Purpose: To determine whether university women who demonstrated internal motivation related to eating behavior may also be internally motivated to participate in regular physical activity (PA) and have a lower body mass index (BMI) when controlling for age. Traditional approaches for health promotion related to healthy weight include restrictive eating and exercise prescription. Examining motivation for eating and PA may prove an effective alternative for achieving or maintaining healthy weight for university women.
Design: Design was a cross-sectional study.
Setting: Study setting was a large, public university in the western United States. Subjects . Study subjects were 200 undergraduate women with a mean age of 19 years, mostly white (90%) and of healthy weight (69%, with a BMI range of 18.5-24.9).
Measures: Study measures were the Intuitive Eating Scale and the Behavioral Regulation in Exercise Questionnaire.
Analysis: Correlations and regression models were used.
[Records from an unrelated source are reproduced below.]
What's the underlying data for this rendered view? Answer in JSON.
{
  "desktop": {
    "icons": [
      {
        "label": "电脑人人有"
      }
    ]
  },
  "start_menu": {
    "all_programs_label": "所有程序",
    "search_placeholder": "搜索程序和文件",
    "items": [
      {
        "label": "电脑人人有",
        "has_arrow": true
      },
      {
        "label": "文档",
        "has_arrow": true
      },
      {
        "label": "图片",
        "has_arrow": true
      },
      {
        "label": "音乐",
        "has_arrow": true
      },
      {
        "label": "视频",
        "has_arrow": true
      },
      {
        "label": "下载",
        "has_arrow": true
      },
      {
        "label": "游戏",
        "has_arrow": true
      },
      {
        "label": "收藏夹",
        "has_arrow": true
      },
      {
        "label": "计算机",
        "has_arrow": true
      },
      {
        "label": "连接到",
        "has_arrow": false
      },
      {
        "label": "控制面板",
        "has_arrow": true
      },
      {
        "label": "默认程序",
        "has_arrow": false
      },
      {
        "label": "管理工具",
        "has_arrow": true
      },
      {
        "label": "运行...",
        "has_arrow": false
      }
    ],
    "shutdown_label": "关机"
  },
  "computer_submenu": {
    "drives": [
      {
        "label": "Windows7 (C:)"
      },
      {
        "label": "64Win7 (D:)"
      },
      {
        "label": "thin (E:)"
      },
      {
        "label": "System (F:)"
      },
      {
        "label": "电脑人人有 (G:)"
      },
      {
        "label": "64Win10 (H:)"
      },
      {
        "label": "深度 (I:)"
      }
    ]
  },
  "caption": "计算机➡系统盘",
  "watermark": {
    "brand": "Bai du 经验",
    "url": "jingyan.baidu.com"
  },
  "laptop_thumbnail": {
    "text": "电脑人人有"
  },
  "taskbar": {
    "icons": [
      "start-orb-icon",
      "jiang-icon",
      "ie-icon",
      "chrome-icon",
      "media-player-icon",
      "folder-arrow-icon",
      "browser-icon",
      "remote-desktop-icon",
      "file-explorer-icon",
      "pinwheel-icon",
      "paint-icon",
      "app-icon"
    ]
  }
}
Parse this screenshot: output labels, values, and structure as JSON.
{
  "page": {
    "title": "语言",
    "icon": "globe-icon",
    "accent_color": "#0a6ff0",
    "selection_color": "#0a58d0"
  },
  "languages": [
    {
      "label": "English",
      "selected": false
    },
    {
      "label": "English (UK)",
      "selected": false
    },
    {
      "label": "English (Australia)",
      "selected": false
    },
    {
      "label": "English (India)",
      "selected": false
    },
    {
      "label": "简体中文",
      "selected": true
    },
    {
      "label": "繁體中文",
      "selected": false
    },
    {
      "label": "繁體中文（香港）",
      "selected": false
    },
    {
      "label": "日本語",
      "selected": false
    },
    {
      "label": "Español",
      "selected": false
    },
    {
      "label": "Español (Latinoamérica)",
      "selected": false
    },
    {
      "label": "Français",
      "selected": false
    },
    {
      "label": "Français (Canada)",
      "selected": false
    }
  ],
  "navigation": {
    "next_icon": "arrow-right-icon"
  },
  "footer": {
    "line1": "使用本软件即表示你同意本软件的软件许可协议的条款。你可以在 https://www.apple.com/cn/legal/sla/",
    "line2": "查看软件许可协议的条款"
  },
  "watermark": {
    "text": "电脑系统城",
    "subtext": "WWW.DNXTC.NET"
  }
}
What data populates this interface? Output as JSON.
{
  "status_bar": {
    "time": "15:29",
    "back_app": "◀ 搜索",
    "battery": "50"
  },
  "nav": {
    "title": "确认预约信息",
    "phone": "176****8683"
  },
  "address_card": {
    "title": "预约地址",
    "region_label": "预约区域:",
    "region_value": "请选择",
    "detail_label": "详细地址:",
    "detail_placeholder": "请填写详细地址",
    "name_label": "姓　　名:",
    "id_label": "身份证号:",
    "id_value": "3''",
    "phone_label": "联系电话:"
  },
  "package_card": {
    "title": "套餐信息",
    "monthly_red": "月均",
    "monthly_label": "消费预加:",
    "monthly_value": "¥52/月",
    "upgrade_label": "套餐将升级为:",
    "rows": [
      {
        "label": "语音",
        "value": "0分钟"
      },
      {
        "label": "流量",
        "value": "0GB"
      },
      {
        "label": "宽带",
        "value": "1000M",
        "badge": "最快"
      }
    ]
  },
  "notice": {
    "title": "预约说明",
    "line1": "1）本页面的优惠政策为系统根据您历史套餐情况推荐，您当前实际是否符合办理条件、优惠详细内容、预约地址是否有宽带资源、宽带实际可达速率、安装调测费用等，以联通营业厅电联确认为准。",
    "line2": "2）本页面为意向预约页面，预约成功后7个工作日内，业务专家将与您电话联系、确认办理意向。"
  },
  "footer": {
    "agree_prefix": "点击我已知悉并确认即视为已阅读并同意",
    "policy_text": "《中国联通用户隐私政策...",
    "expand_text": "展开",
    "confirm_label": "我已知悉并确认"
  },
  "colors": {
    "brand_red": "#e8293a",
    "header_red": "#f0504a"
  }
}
Intuitive eating was examined in the sample as a whole and among subgroups of respondents grouped based on tertile rankings of intuitive eating scores.
Results: There was evidence that women who demonstrated internal motivation related to eating were also internally motivated to participate in regular PA. Women who reported being internally motivated to eat were significantly more likely to engage in PA for pleasure and to view PA as part of their self-concept. Women who reported high levels of intuitive eating had significantly lower BMI scores than those reporting medium or low levels when controlling for age.
Conclusion: For women to achieve or maintain a healthy weight, it may be best for health professionals to examine motivation for eating and PA rather than the encouragement of restrictive eating and exercise prescriptions.
Keywords: Body Mass Index; Exercise Motivation; Health focus: nutrition, fitness/physical activity, weight control; Intuitive Eating; Manuscript format: research; Obesity; Outcome measure: behavioral; Prevention Research; Research purpose: modeling/relationship testing; Self-determination Theory; Setting: school; Strategy: skill building/behavior change; Study design: nonexperimental; Target population age: adults; Target population circumstances: education/income level.